▸ What is expected
Repeat the following entries exactly, excluding pictures.

[Web page and app entries]
[Start of section]
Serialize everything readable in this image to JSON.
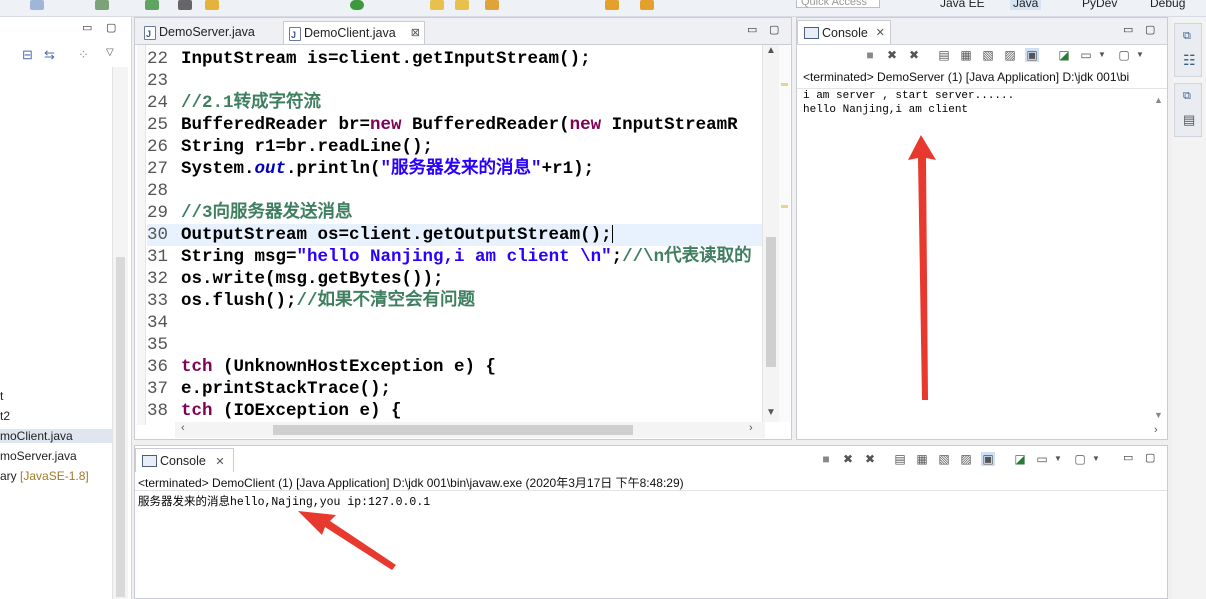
{
  "toolbar": {
    "quick_access_placeholder": "Quick Access",
    "perspectives": [
      "Java EE",
      "Java",
      "PyDev",
      "Debug"
    ]
  },
  "explorer": {
    "items": [
      {
        "label": "t",
        "selected": false
      },
      {
        "label": "t2",
        "selected": false
      },
      {
        "label": "moClient.java",
        "selected": true
      },
      {
        "label": "moServer.java",
        "selected": false
      },
      {
        "label": "ary",
        "lib": "[JavaSE-1.8]",
        "selected": false
      }
    ]
  },
  "editor": {
    "tabs": [
      {
        "label": "DemoServer.java",
        "active": false
      },
      {
        "label": "DemoClient.java",
        "active": true,
        "close": "⊠"
      }
    ],
    "lines": [
      {
        "n": "22",
        "segs": [
          {
            "t": "InputStream is=client.getInputStream();",
            "c": ""
          }
        ]
      },
      {
        "n": "23",
        "segs": []
      },
      {
        "n": "24",
        "segs": [
          {
            "t": "//2.1转成字符流",
            "c": "cm"
          }
        ]
      },
      {
        "n": "25",
        "segs": [
          {
            "t": "BufferedReader br=",
            "c": ""
          },
          {
            "t": "new",
            "c": "kw"
          },
          {
            "t": " BufferedReader(",
            "c": ""
          },
          {
            "t": "new",
            "c": "kw"
          },
          {
            "t": " InputStreamR",
            "c": ""
          }
        ]
      },
      {
        "n": "26",
        "segs": [
          {
            "t": "String r1=br.readLine();",
            "c": ""
          }
        ]
      },
      {
        "n": "27",
        "segs": [
          {
            "t": "System.",
            "c": ""
          },
          {
            "t": "out",
            "c": "fd"
          },
          {
            "t": ".println(",
            "c": ""
          },
          {
            "t": "\"服务器发来的消息\"",
            "c": "st"
          },
          {
            "t": "+r1);",
            "c": ""
          }
        ]
      },
      {
        "n": "28",
        "segs": []
      },
      {
        "n": "29",
        "segs": [
          {
            "t": "//3向服务器发送消息",
            "c": "cm"
          }
        ]
      },
      {
        "n": "30",
        "segs": [
          {
            "t": "OutputStream os=client.getOutputStream();",
            "c": ""
          }
        ],
        "current": true
      },
      {
        "n": "31",
        "segs": [
          {
            "t": "String msg=",
            "c": ""
          },
          {
            "t": "\"hello Nanjing,i am client \\n\"",
            "c": "st"
          },
          {
            "t": ";",
            "c": ""
          },
          {
            "t": "//\\n代表读取的",
            "c": "cm"
          }
        ]
      },
      {
        "n": "32",
        "segs": [
          {
            "t": "os.write(msg.getBytes());",
            "c": ""
          }
        ]
      },
      {
        "n": "33",
        "segs": [
          {
            "t": "os.flush();",
            "c": ""
          },
          {
            "t": "//如果不清空会有问题",
            "c": "cm"
          }
        ]
      },
      {
        "n": "34",
        "segs": []
      },
      {
        "n": "35",
        "segs": []
      },
      {
        "n": "36",
        "segs": [
          {
            "t": "tch",
            "c": "kw"
          },
          {
            "t": " (UnknownHostException e) {",
            "c": ""
          }
        ]
      },
      {
        "n": "37",
        "segs": [
          {
            "t": "e.printStackTrace();",
            "c": ""
          }
        ]
      },
      {
        "n": "38",
        "segs": [
          {
            "t": "tch",
            "c": "kw"
          },
          {
            "t": " (IOException e) {",
            "c": ""
          }
        ]
      }
    ]
  },
  "right_console": {
    "tab_label": "Console",
    "terminated": "<terminated> DemoServer (1) [Java Application] D:\\jdk  001\\bi",
    "output": [
      "i am server , start server......",
      "hello Nanjing,i am client"
    ]
  },
  "bottom_console": {
    "tab_label": "Console",
    "terminated": "<terminated> DemoClient (1) [Java Application] D:\\jdk  001\\bin\\javaw.exe (2020年3月17日 下午8:48:29)",
    "output": [
      "服务器发来的消息hello,Najing,you ip:127.0.0.1"
    ]
  },
  "colors": {
    "keyword": "#7f0055",
    "string": "#2a00ff",
    "comment": "#3f7f5f",
    "field": "#0000c0",
    "annotation_arrow": "#e8392f"
  }
}
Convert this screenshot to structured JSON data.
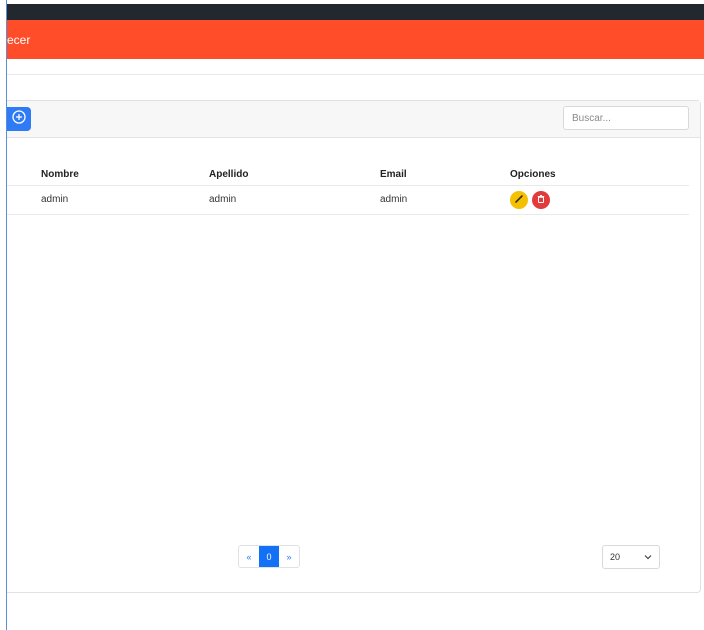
{
  "header": {
    "title": "ecer",
    "accent_color": "#ff4d2a"
  },
  "toolbar": {
    "add_icon": "plus-circle-icon",
    "search_placeholder": "Buscar..."
  },
  "table": {
    "columns": [
      "Nombre",
      "Apellido",
      "Email",
      "Opciones"
    ],
    "rows": [
      {
        "nombre": "admin",
        "apellido": "admin",
        "email": "admin",
        "actions": [
          "edit-icon",
          "delete-icon"
        ]
      }
    ]
  },
  "pagination": {
    "prev_label": "«",
    "current_page": "0",
    "next_label": "»"
  },
  "page_size": {
    "selected": "20"
  }
}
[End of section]
▸ Solution to this task
Serialize everything readable in this image to JSON.
{
  "toolbar": {
    "quick_access_placeholder": "Quick Access",
    "perspectives": [
      "Java EE",
      "Java",
      "PyDev",
      "Debug"
    ]
  },
  "explorer": {
    "items": [
      {
        "label": "t",
        "selected": false
      },
      {
        "label": "t2",
        "selected": false
      },
      {
        "label": "moClient.java",
        "selected": true
      },
      {
        "label": "moServer.java",
        "selected": false
      },
      {
        "label": "ary",
        "lib": "[JavaSE-1.8]",
        "selected": false
      }
    ]
  },
  "editor": {
    "tabs": [
      {
        "label": "DemoServer.java",
        "active": false
      },
      {
        "label": "DemoClient.java",
        "active": true,
        "close": "⊠"
      }
    ],
    "lines": [
      {
        "n": "22",
        "segs": [
          {
            "t": "InputStream is=client.getInputStream();",
            "c": ""
          }
        ]
      },
      {
        "n": "23",
        "segs": []
      },
      {
        "n": "24",
        "segs": [
          {
            "t": "//2.1转成字符流",
            "c": "cm"
          }
        ]
      },
      {
        "n": "25",
        "segs": [
          {
            "t": "BufferedReader br=",
            "c": ""
          },
          {
            "t": "new",
            "c": "kw"
          },
          {
            "t": " BufferedReader(",
            "c": ""
          },
          {
            "t": "new",
            "c": "kw"
          },
          {
            "t": " InputStreamR",
            "c": ""
          }
        ]
      },
      {
        "n": "26",
        "segs": [
          {
            "t": "String r1=br.readLine();",
            "c": ""
          }
        ]
      },
      {
        "n": "27",
        "segs": [
          {
            "t": "System.",
            "c": ""
          },
          {
            "t": "out",
            "c": "fd"
          },
          {
            "t": ".println(",
            "c": ""
          },
          {
            "t": "\"服务器发来的消息\"",
            "c": "st"
          },
          {
            "t": "+r1);",
            "c": ""
          }
        ]
      },
      {
        "n": "28",
        "segs": []
      },
      {
        "n": "29",
        "segs": [
          {
            "t": "//3向服务器发送消息",
            "c": "cm"
          }
        ]
      },
      {
        "n": "30",
        "segs": [
          {
            "t": "OutputStream os=client.getOutputStream();",
            "c": ""
          }
        ],
        "current": true
      },
      {
        "n": "31",
        "segs": [
          {
            "t": "String msg=",
            "c": ""
          },
          {
            "t": "\"hello Nanjing,i am client \\n\"",
            "c": "st"
          },
          {
            "t": ";",
            "c": ""
          },
          {
            "t": "//\\n代表读取的",
            "c": "cm"
          }
        ]
      },
      {
        "n": "32",
        "segs": [
          {
            "t": "os.write(msg.getBytes());",
            "c": ""
          }
        ]
      },
      {
        "n": "33",
        "segs": [
          {
            "t": "os.flush();",
            "c": ""
          },
          {
            "t": "//如果不清空会有问题",
            "c": "cm"
          }
        ]
      },
      {
        "n": "34",
        "segs": []
      },
      {
        "n": "35",
        "segs": []
      },
      {
        "n": "36",
        "segs": [
          {
            "t": "tch",
            "c": "kw"
          },
          {
            "t": " (UnknownHostException e) {",
            "c": ""
          }
        ]
      },
      {
        "n": "37",
        "segs": [
          {
            "t": "e.printStackTrace();",
            "c": ""
          }
        ]
      },
      {
        "n": "38",
        "segs": [
          {
            "t": "tch",
            "c": "kw"
          },
          {
            "t": " (IOException e) {",
            "c": ""
          }
        ]
      }
    ]
  },
  "right_console": {
    "tab_label": "Console",
    "terminated": "<terminated> DemoServer (1) [Java Application] D:\\jdk  001\\bi",
    "output": [
      "i am server , start server......",
      "hello Nanjing,i am client"
    ]
  },
  "bottom_console": {
    "tab_label": "Console",
    "terminated": "<terminated> DemoClient (1) [Java Application] D:\\jdk  001\\bin\\javaw.exe (2020年3月17日 下午8:48:29)",
    "output": [
      "服务器发来的消息hello,Najing,you ip:127.0.0.1"
    ]
  },
  "colors": {
    "keyword": "#7f0055",
    "string": "#2a00ff",
    "comment": "#3f7f5f",
    "field": "#0000c0",
    "annotation_arrow": "#e8392f"
  }
}
Convert this screenshot to structured JSON data.
{
  "header": {
    "title": "ecer",
    "accent_color": "#ff4d2a"
  },
  "toolbar": {
    "add_icon": "plus-circle-icon",
    "search_placeholder": "Buscar..."
  },
  "table": {
    "columns": [
      "Nombre",
      "Apellido",
      "Email",
      "Opciones"
    ],
    "rows": [
      {
        "nombre": "admin",
        "apellido": "admin",
        "email": "admin",
        "actions": [
          "edit-icon",
          "delete-icon"
        ]
      }
    ]
  },
  "pagination": {
    "prev_label": "«",
    "current_page": "0",
    "next_label": "»"
  },
  "page_size": {
    "selected": "20"
  }
}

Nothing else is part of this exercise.